[Web page and app entries]
**********

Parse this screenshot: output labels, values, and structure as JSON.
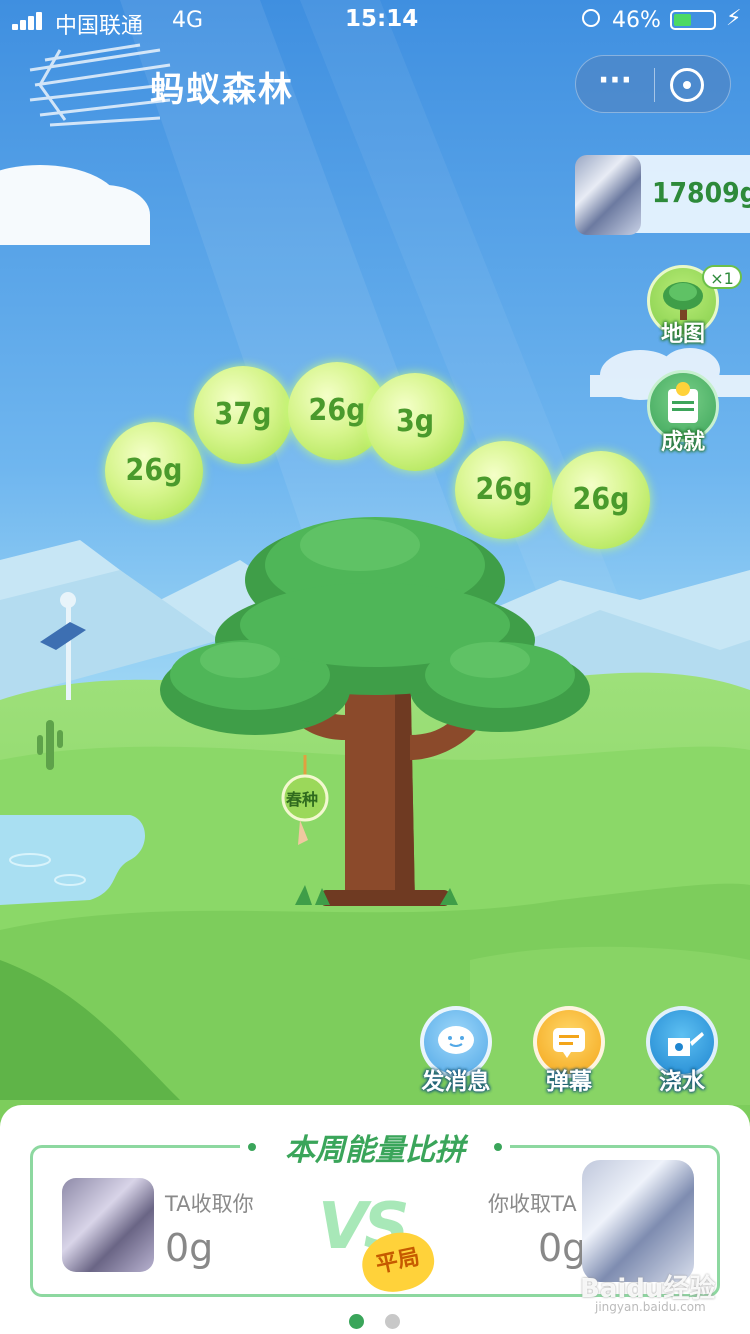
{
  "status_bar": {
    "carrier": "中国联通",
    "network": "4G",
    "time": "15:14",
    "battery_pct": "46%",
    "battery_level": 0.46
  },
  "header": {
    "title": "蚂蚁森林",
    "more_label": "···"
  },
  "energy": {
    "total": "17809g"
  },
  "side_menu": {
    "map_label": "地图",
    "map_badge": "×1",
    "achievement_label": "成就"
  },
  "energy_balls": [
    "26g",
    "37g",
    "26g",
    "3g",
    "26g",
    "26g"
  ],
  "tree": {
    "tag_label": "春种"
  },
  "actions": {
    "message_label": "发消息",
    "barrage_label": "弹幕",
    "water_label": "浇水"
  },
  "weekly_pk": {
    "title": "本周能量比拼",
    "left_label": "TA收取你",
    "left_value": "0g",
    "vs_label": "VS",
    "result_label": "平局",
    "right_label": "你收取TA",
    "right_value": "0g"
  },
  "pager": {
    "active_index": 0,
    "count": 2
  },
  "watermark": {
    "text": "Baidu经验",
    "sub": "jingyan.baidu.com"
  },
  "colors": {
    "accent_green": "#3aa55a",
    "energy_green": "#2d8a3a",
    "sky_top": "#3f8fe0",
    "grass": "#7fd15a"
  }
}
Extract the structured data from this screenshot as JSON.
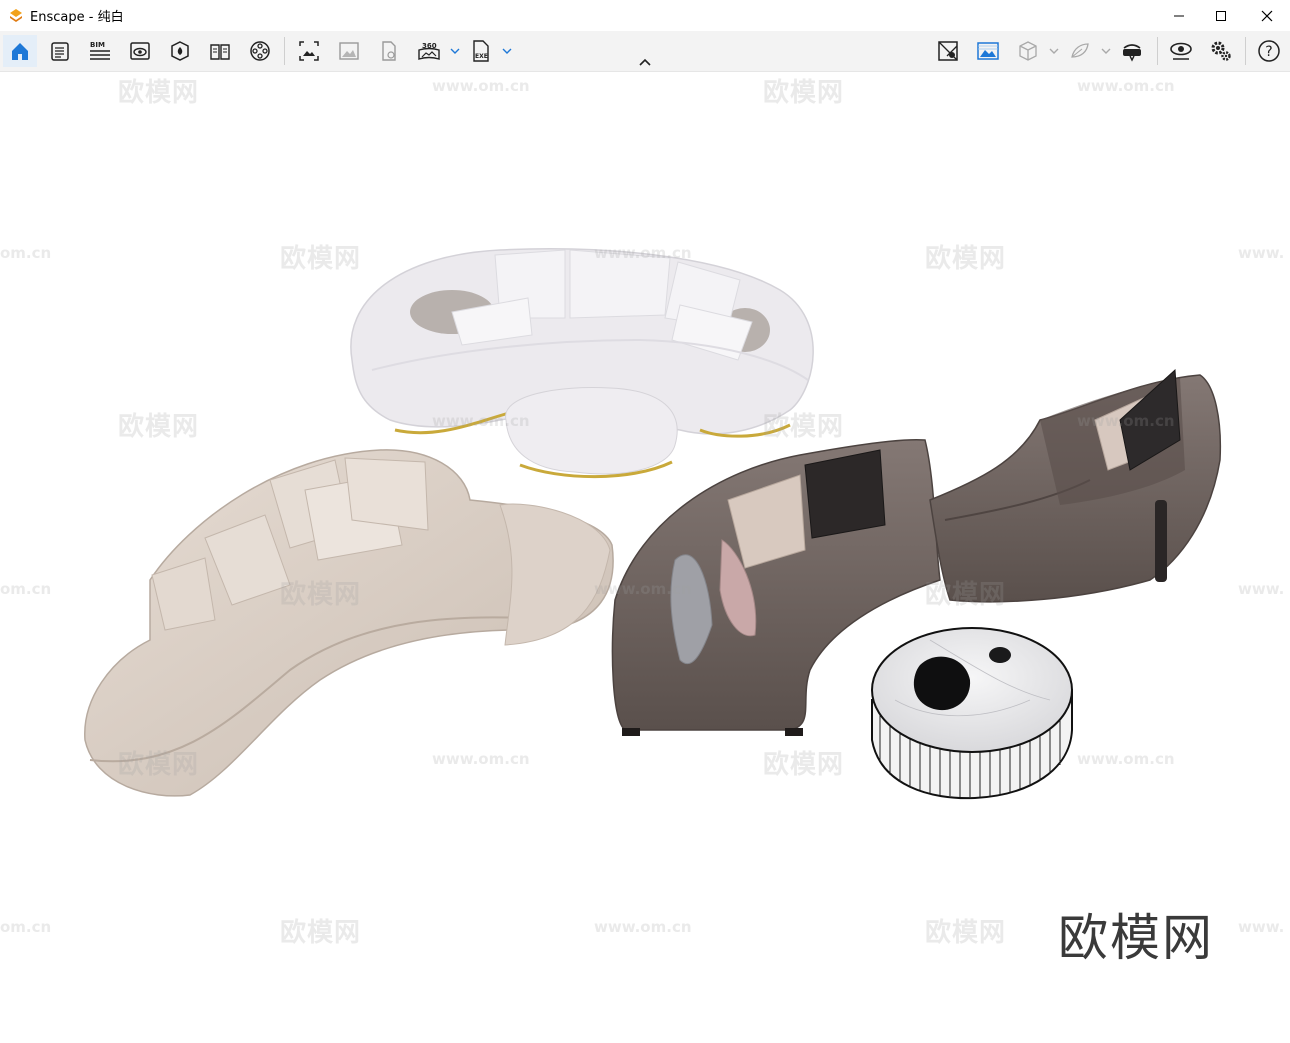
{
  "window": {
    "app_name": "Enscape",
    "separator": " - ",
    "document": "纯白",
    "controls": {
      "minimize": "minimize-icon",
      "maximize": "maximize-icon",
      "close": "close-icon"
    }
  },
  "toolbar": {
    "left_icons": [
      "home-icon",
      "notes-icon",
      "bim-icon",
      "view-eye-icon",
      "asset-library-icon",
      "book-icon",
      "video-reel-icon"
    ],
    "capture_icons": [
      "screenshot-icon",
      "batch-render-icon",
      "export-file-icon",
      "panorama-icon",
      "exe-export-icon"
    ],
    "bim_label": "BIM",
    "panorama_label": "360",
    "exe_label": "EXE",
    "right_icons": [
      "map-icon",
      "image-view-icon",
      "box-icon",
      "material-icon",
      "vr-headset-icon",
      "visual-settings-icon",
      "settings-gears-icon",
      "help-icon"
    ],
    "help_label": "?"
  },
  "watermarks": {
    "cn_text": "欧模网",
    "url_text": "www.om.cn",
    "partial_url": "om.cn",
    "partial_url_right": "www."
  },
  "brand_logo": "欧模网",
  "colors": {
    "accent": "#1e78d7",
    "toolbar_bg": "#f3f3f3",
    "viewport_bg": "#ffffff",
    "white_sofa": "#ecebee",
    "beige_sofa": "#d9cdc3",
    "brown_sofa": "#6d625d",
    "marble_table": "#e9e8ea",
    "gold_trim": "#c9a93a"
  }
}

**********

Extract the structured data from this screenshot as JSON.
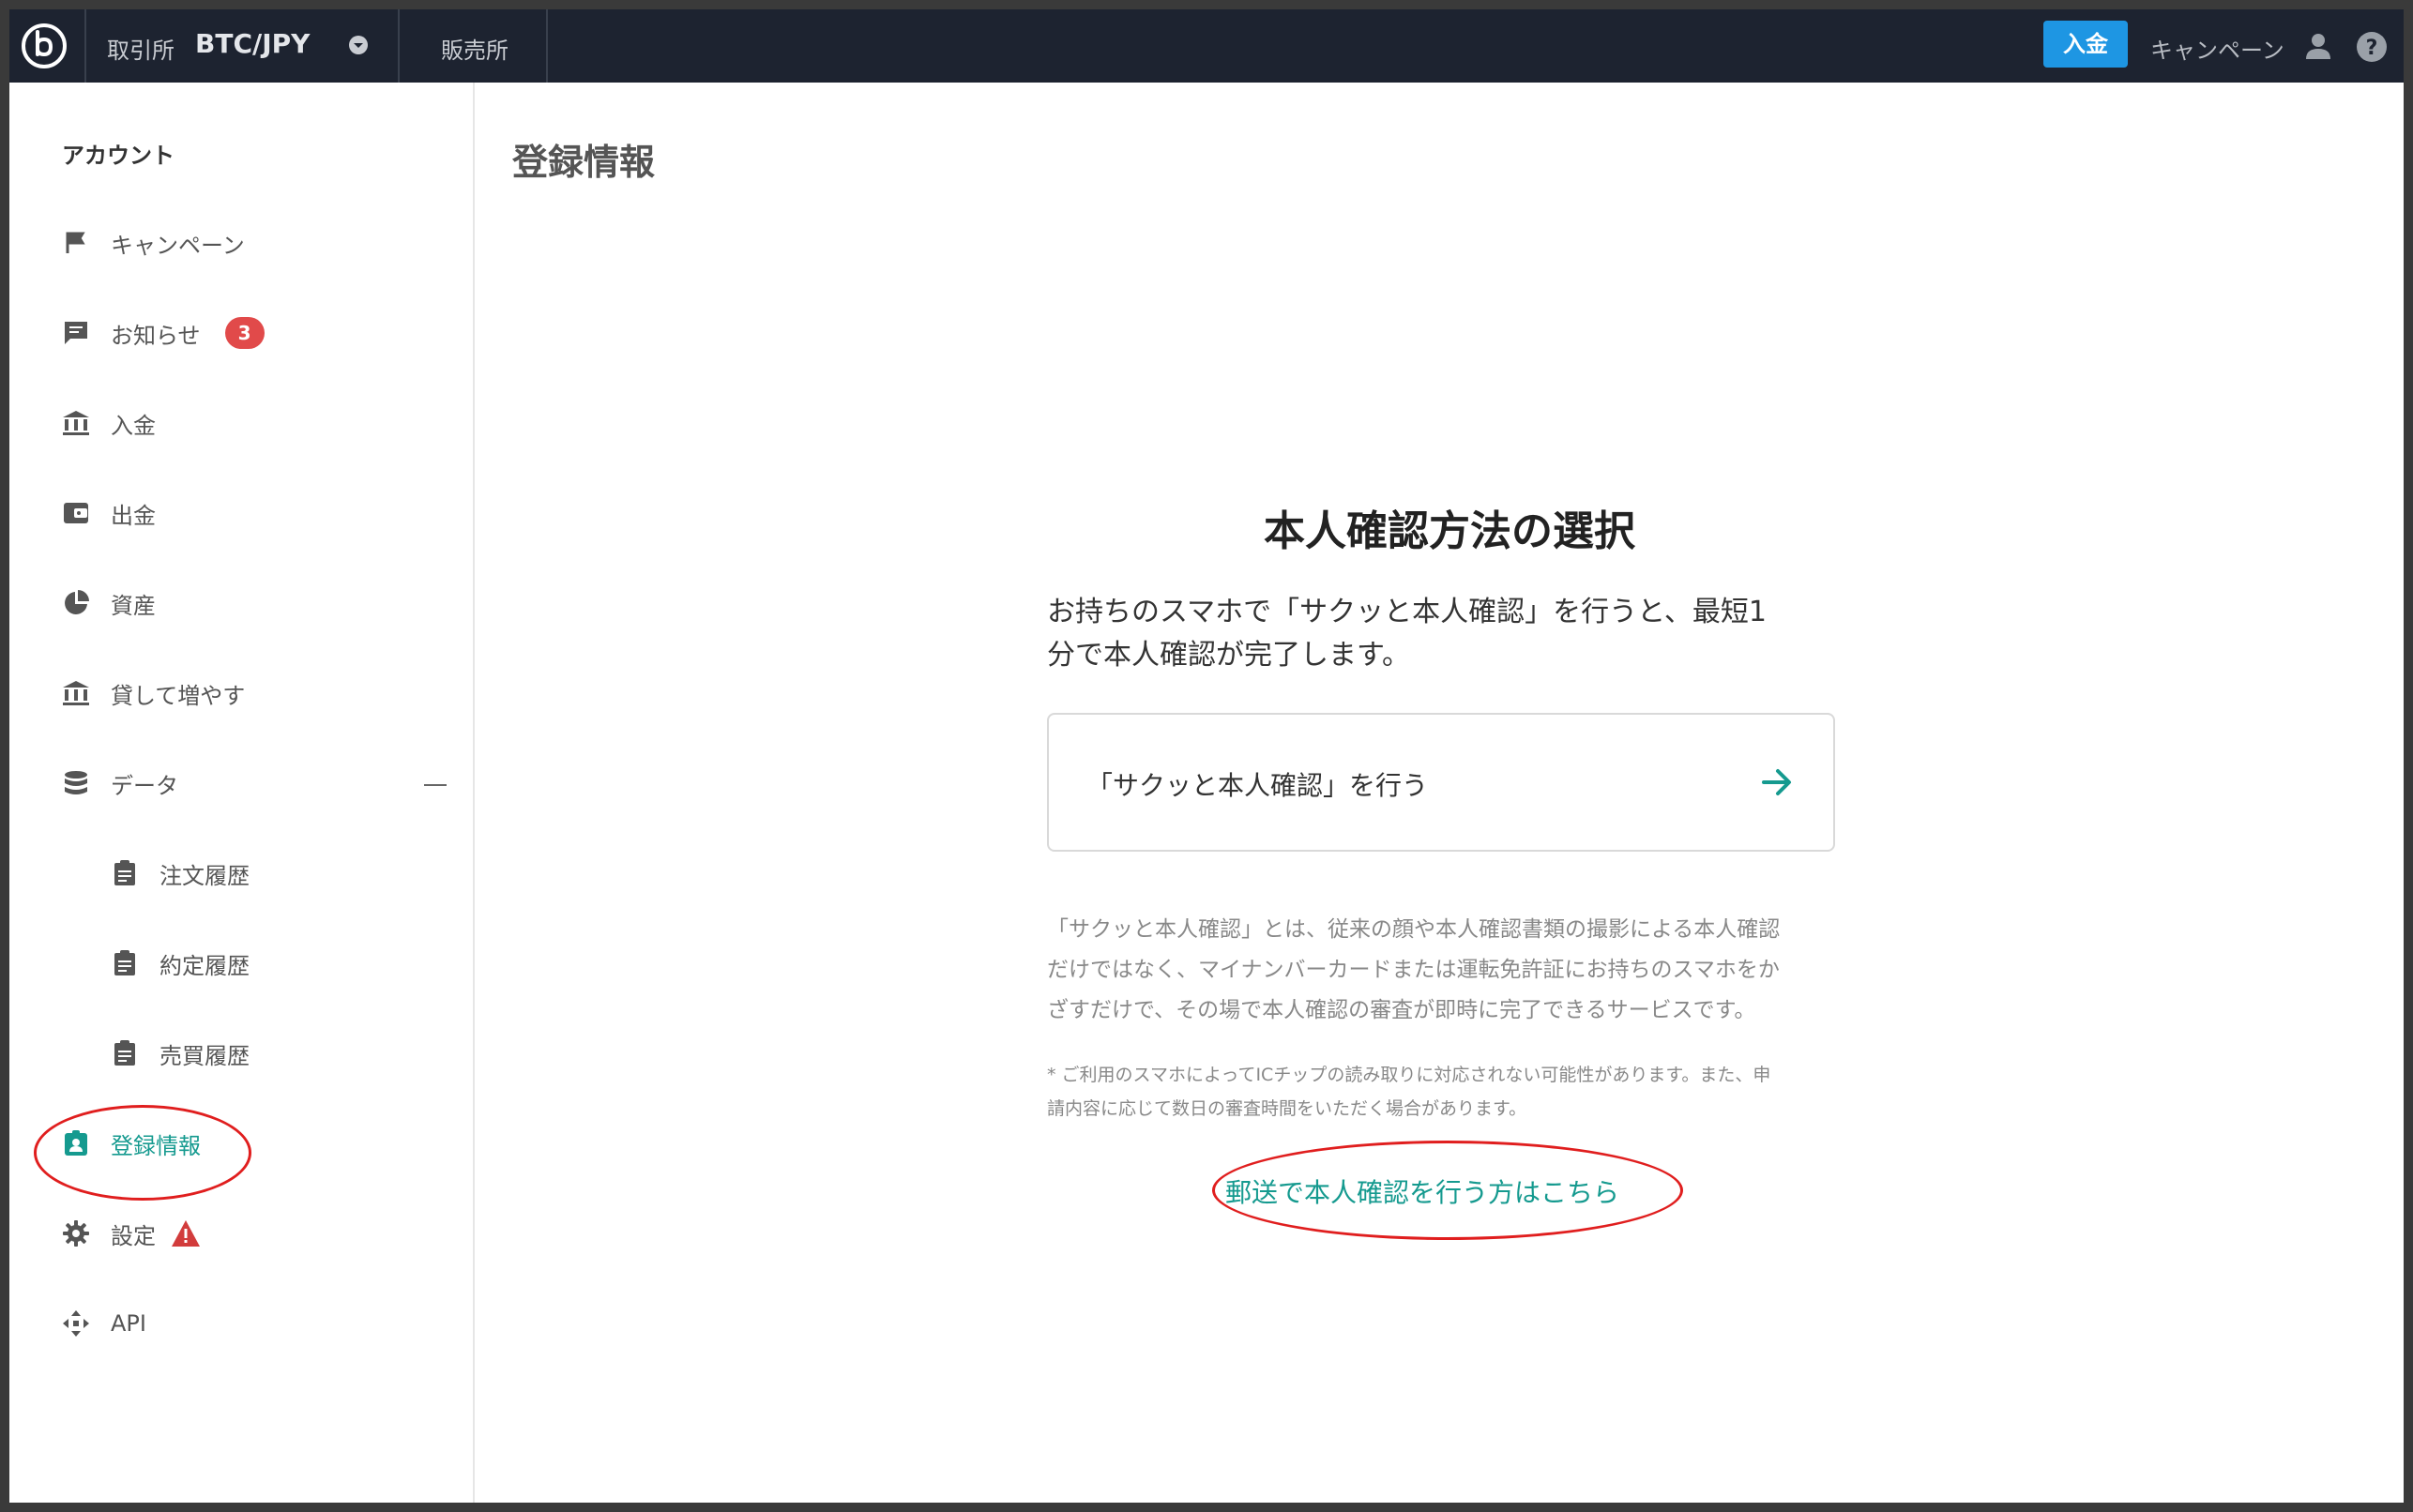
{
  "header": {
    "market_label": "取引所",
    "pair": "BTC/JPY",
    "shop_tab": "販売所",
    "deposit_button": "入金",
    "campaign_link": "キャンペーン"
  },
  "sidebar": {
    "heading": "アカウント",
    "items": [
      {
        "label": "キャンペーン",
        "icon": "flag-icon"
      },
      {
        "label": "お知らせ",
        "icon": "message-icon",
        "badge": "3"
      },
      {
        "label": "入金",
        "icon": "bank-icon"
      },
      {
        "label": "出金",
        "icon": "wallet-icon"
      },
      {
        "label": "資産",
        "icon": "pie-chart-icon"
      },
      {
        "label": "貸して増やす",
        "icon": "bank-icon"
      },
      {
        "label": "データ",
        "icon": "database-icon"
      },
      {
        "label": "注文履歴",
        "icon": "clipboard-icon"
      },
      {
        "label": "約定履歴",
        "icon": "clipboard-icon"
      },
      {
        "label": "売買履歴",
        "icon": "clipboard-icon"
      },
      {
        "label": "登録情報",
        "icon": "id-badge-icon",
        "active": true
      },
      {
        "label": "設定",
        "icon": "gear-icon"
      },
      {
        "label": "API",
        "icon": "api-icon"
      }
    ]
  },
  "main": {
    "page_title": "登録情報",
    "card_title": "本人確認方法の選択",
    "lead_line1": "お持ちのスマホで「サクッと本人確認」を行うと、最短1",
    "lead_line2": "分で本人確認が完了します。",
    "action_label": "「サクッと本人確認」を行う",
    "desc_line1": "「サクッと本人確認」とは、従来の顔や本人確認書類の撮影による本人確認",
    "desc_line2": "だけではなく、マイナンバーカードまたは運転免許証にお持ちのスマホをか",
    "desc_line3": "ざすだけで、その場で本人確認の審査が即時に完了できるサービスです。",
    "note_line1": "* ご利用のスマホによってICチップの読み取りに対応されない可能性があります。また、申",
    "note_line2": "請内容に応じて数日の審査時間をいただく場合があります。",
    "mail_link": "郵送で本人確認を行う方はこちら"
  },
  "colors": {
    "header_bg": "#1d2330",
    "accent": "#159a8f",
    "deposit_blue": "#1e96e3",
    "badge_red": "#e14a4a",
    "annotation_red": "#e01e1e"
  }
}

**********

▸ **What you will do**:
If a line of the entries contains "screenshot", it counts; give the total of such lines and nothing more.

▸ **Worked solution**:
4